Oct 25, 2012


Cells are the smallest structures capable of basic life processes, such as taking in nutrients, expelling waste, and reproducing. All living things are composed of cells. Some microscopic organisms, such as bacteria and protozoa, are unicellular, meaning they consist of a single cell. Plants, animals, and fungi are multicellular; that is, they are composed of a great many cells working in concert. But whether it makes up an entire bacterium or is just one of trillions in a human being, the cell is a marvel of design and efficiency. Cells carry out thousands of biochemical reactions each minute and reproduce new cells that perpetuate life.

Cells vary considerably in size.
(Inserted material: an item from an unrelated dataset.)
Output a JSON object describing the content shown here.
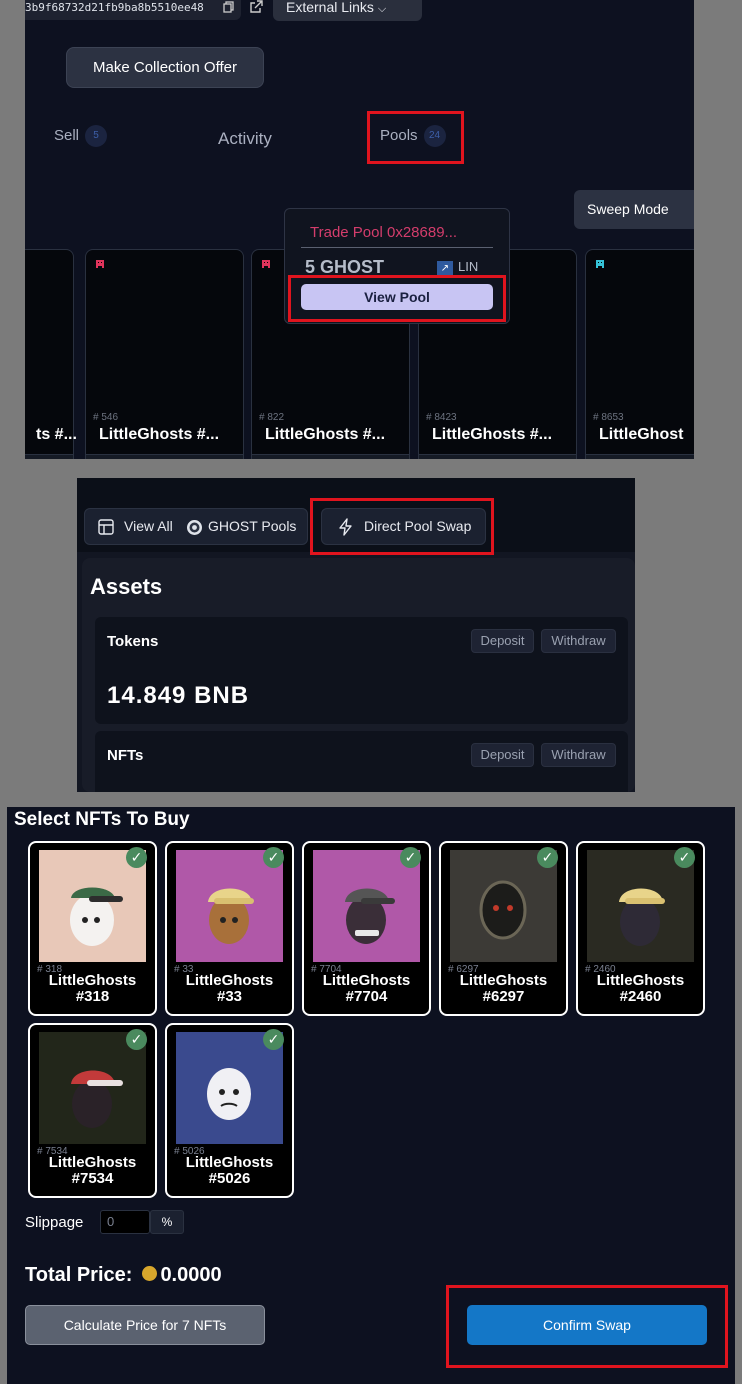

The smallest cell, a type of bacterium known as a mycoplasma, measures 0.0001 mm (0.000004 in) in diameter; 10,000 mycoplasmas in a row are only as wide as the diameter of a human hair. Among the largest cells are the nerve cells that run down a giraffe’s neck; these cells can exceed 3 m (9.7 ft) in length. Human cells also display a variety of sizes, from small red blood cells that measure 0.00076 mm (0.00003 in) to liver cells that may be ten times larger. About 10,000 average-sized human cells can fit on the head of a pin.

Along with their differences in size, cells present an array of shapes. Some, such as the bacterium Escherichia coli, resemble rods. The paramecium, a type of protozoan, is slipper shaped; and the amoeba, another protozoan, has an irregular form that changes shape as it moves around. Plant cells typically resemble boxes or cubes. In humans, the outermost layers of skin cells are flat, while muscle cells are long and thin. Some nerve cells, with their elongated, tentacle-like extensions, suggest an octopus.
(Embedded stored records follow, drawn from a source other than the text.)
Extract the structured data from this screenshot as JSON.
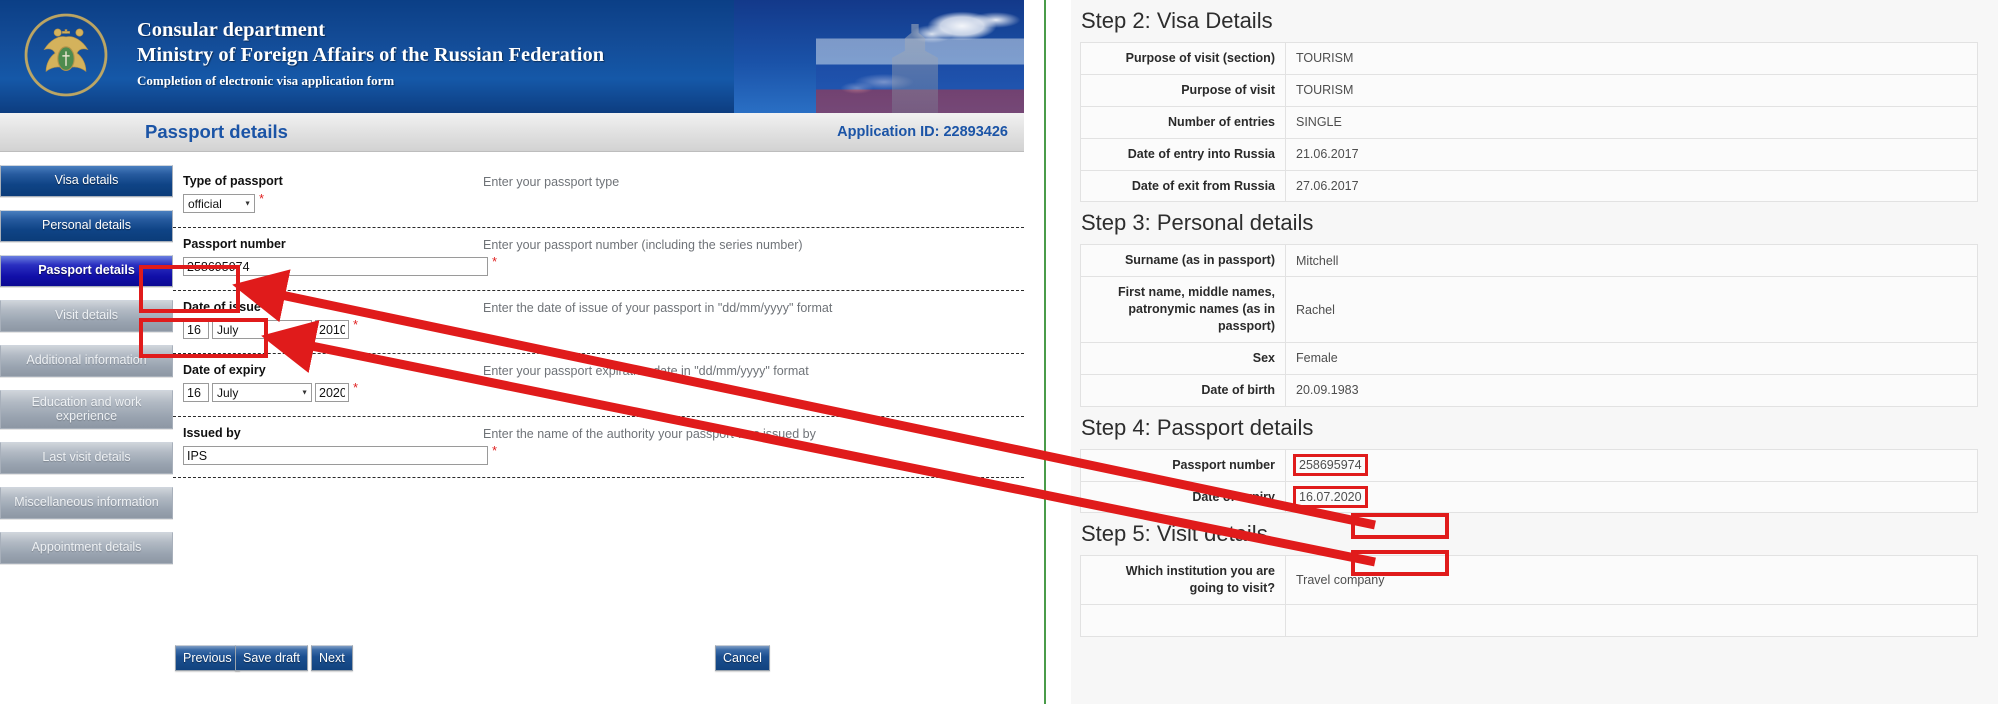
{
  "banner": {
    "line1": "Consular department",
    "line2": "Ministry of Foreign Affairs of the Russian Federation",
    "line3": "Completion of electronic visa application form",
    "emblem_alt": "russian-mfa-emblem",
    "bg_color": "#134b96"
  },
  "titlebar": {
    "title": "Passport details",
    "application_id": "Application ID: 22893426",
    "accent_color": "#1b54a6"
  },
  "sidebar": {
    "items": [
      {
        "label": "Visa details",
        "state": "done"
      },
      {
        "label": "Personal details",
        "state": "done"
      },
      {
        "label": "Passport details",
        "state": "active"
      },
      {
        "label": "Visit details",
        "state": "disabled"
      },
      {
        "label": "Additional information",
        "state": "disabled"
      },
      {
        "label": "Education and work experience",
        "state": "disabled"
      },
      {
        "label": "Last visit details",
        "state": "disabled"
      },
      {
        "label": "Miscellaneous information",
        "state": "disabled"
      },
      {
        "label": "Appointment details",
        "state": "disabled"
      }
    ]
  },
  "form": {
    "required_mark": "*",
    "rows": [
      {
        "label": "Type of passport",
        "hint": "Enter your passport type",
        "type": "select",
        "value": "official"
      },
      {
        "label": "Passport number",
        "hint": "Enter your passport number (including the series number)",
        "type": "text",
        "value": "258695974"
      },
      {
        "label": "Date of issue",
        "hint": "Enter the date of issue of your passport in \"dd/mm/yyyy\" format",
        "type": "date",
        "day": "16",
        "month": "July",
        "year": "2010"
      },
      {
        "label": "Date of expiry",
        "hint": "Enter your passport expiration date in \"dd/mm/yyyy\" format",
        "type": "date",
        "day": "16",
        "month": "July",
        "year": "2020"
      },
      {
        "label": "Issued by",
        "hint": "Enter the name of the authority your passport was issued by",
        "type": "text",
        "value": "IPS"
      }
    ]
  },
  "buttons": {
    "previous": "Previous",
    "save_draft": "Save draft",
    "next": "Next",
    "cancel": "Cancel"
  },
  "summary": {
    "steps": [
      {
        "title": "Step 2: Visa Details",
        "rows": [
          {
            "key": "Purpose of visit (section)",
            "value": "TOURISM",
            "highlight": false
          },
          {
            "key": "Purpose of visit",
            "value": "TOURISM",
            "highlight": false
          },
          {
            "key": "Number of entries",
            "value": "SINGLE",
            "highlight": false
          },
          {
            "key": "Date of entry into Russia",
            "value": "21.06.2017",
            "highlight": false
          },
          {
            "key": "Date of exit from Russia",
            "value": "27.06.2017",
            "highlight": false
          }
        ]
      },
      {
        "title": "Step 3: Personal details",
        "rows": [
          {
            "key": "Surname (as in passport)",
            "value": "Mitchell",
            "highlight": false
          },
          {
            "key": "First name, middle names, patronymic names (as in passport)",
            "value": "Rachel",
            "highlight": false
          },
          {
            "key": "Sex",
            "value": "Female",
            "highlight": false
          },
          {
            "key": "Date of birth",
            "value": "20.09.1983",
            "highlight": false
          }
        ]
      },
      {
        "title": "Step 4: Passport details",
        "rows": [
          {
            "key": "Passport number",
            "value": "258695974",
            "highlight": true
          },
          {
            "key": "Date of expiry",
            "value": "16.07.2020",
            "highlight": true
          }
        ]
      },
      {
        "title": "Step 5: Visit details",
        "rows": [
          {
            "key": "Which institution you are going to visit?",
            "value": "Travel company",
            "highlight": false
          }
        ]
      }
    ]
  },
  "annotation": {
    "color": "#e01b1b",
    "divider_color": "#4a9c4a",
    "boxes": [
      {
        "name": "passport-number-field-highlight"
      },
      {
        "name": "date-of-expiry-field-highlight"
      },
      {
        "name": "summary-passport-number-highlight"
      },
      {
        "name": "summary-date-of-expiry-highlight"
      }
    ],
    "arrows": [
      {
        "name": "passport-number-arrow"
      },
      {
        "name": "date-of-expiry-arrow"
      }
    ]
  }
}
In multicellular organisms, shape is typically tailored to the cell’s job. For example, flat skin cells pack tightly into a layer that protects the underlying tissues from invasion by bacteria. Long, thin muscle cells contract readily to move bones. The numerous extensions from a nerve cell enable it to connect to several other nerve cells in order to send and receive messages rapidly and efficiently.

By itself, each cell is a model of independence and self-containment. Like some miniature, walled city in perpetual rush hour, the cell constantly bustles with traffic, shuttling essential molecules from place to place to carry out the business of living. Despite their individuality, however, cells also display a remarkable ability to join, communicate, and coordinate with other cells. The human body, for example, consists of an estimated 20 to 30 trillion cells. Dozens of different kinds of cells are organized into specialized groups called tissues. Tendons and bones, for example, are composed of connective tissue, whereas skin and mucous membranes are built from epithelial tissue. Different tissue types are assembled into organs, which are structures specialized to perform particular functions. Examples of organs include the heart, stomach, and brain. Organs, in turn, are organized into systems such as the circulatory, digestive, or nervous systems. All together, these assembled organ systems form the human body.
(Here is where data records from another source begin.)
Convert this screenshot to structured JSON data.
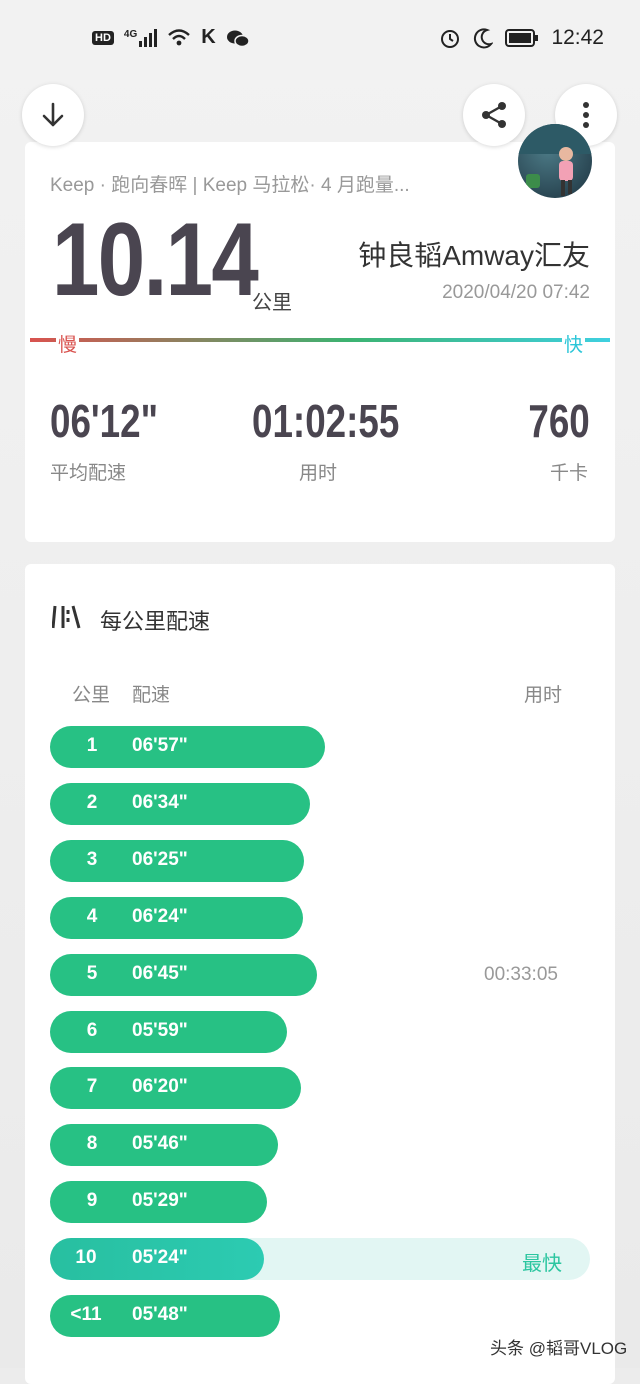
{
  "status_bar": {
    "left_badge": "HD",
    "network": "4G",
    "carrier_mark": "K",
    "time": "12:42"
  },
  "header": {
    "subtitle": "Keep · 跑向春晖 | Keep 马拉松· 4 月跑量...",
    "distance": "10.14",
    "distance_unit": "公里",
    "user_name": "钟良韬Amway汇友",
    "datetime": "2020/04/20 07:42",
    "slow_label": "慢",
    "fast_label": "快"
  },
  "stats": [
    {
      "value": "06'12\"",
      "label": "平均配速"
    },
    {
      "value": "01:02:55",
      "label": "用时"
    },
    {
      "value": "760",
      "label": "千卡"
    }
  ],
  "pace_section": {
    "title": "每公里配速",
    "col_km": "公里",
    "col_pace": "配速",
    "col_time": "用时",
    "fastest_tag": "最快",
    "rows": [
      {
        "km": "1",
        "pace": "06'57\"",
        "seconds": 417
      },
      {
        "km": "2",
        "pace": "06'34\"",
        "seconds": 394
      },
      {
        "km": "3",
        "pace": "06'25\"",
        "seconds": 385
      },
      {
        "km": "4",
        "pace": "06'24\"",
        "seconds": 384
      },
      {
        "km": "5",
        "pace": "06'45\"",
        "seconds": 405,
        "time": "00:33:05"
      },
      {
        "km": "6",
        "pace": "05'59\"",
        "seconds": 359
      },
      {
        "km": "7",
        "pace": "06'20\"",
        "seconds": 380
      },
      {
        "km": "8",
        "pace": "05'46\"",
        "seconds": 346
      },
      {
        "km": "9",
        "pace": "05'29\"",
        "seconds": 329
      },
      {
        "km": "10",
        "pace": "05'24\"",
        "seconds": 324,
        "fastest": true
      },
      {
        "km": "<11",
        "pace": "05'48\"",
        "seconds": 348
      }
    ]
  },
  "watermark": "头条 @韬哥VLOG",
  "colors": {
    "bar": "#27c184",
    "fastest_track": "#e2f6f3",
    "slow": "#d9534f",
    "fast": "#3fd0e0"
  }
}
The components of cells are molecules, nonliving structures formed by the union of atoms. Small molecules serve as building blocks for larger molecules. Proteins, nucleic acids, carbohydrates, and lipids, which include fats and oils, are the four major molecules that underlie cell structure and also participate in cell functions. For example, a tightly organized arrangement of lipids, proteins, and protein-sugar compounds forms the plasma membrane, or outer boundary, of certain cells. The organelles, membrane-bound compartments in cells, are built largely from proteins. Biochemical reactions in cells are guided by enzymes, specialized proteins that speed up chemical reactions. The nucleic acid deoxyribonucleic acid (DNA) contains the hereditary information for cells, and another nucleic acid, ribonucleic acid(RNA), works with DNA to build the thousands of proteins the cell needs. (Encarta Encyclopedia)